## AIM OF THE EXERCISE
Please give the count of lines below that include "Offset" and leave out everything else.
====== DATASET ======
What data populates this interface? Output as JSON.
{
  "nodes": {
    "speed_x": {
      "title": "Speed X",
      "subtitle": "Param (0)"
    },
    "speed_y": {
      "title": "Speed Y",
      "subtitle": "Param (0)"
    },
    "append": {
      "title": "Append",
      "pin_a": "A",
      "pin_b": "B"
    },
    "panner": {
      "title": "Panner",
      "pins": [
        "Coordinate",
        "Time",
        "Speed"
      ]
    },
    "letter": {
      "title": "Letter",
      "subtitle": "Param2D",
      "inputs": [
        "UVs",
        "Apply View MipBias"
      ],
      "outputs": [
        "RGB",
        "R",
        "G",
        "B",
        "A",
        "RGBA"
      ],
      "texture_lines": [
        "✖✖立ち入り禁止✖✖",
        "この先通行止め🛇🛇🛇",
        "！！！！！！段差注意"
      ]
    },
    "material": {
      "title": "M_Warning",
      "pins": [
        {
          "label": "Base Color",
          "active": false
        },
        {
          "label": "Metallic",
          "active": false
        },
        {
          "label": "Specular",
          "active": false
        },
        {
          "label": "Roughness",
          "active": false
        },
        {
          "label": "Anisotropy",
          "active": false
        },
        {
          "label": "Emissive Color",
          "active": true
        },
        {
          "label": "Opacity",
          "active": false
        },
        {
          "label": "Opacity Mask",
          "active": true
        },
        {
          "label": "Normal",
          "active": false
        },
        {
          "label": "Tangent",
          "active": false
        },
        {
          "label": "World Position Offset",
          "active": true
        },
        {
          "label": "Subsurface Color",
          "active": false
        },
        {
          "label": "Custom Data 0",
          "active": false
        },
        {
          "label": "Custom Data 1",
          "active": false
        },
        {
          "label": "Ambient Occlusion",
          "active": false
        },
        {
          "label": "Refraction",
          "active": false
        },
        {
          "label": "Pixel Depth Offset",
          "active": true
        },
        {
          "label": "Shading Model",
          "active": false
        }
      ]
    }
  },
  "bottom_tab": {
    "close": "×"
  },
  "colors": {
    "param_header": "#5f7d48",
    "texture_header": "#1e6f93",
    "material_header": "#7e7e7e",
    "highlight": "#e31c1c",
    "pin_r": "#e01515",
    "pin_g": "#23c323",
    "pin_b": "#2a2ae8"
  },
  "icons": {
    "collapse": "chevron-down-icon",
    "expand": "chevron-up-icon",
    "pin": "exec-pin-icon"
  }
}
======
## OUTPUT OF THE EXERCISE
2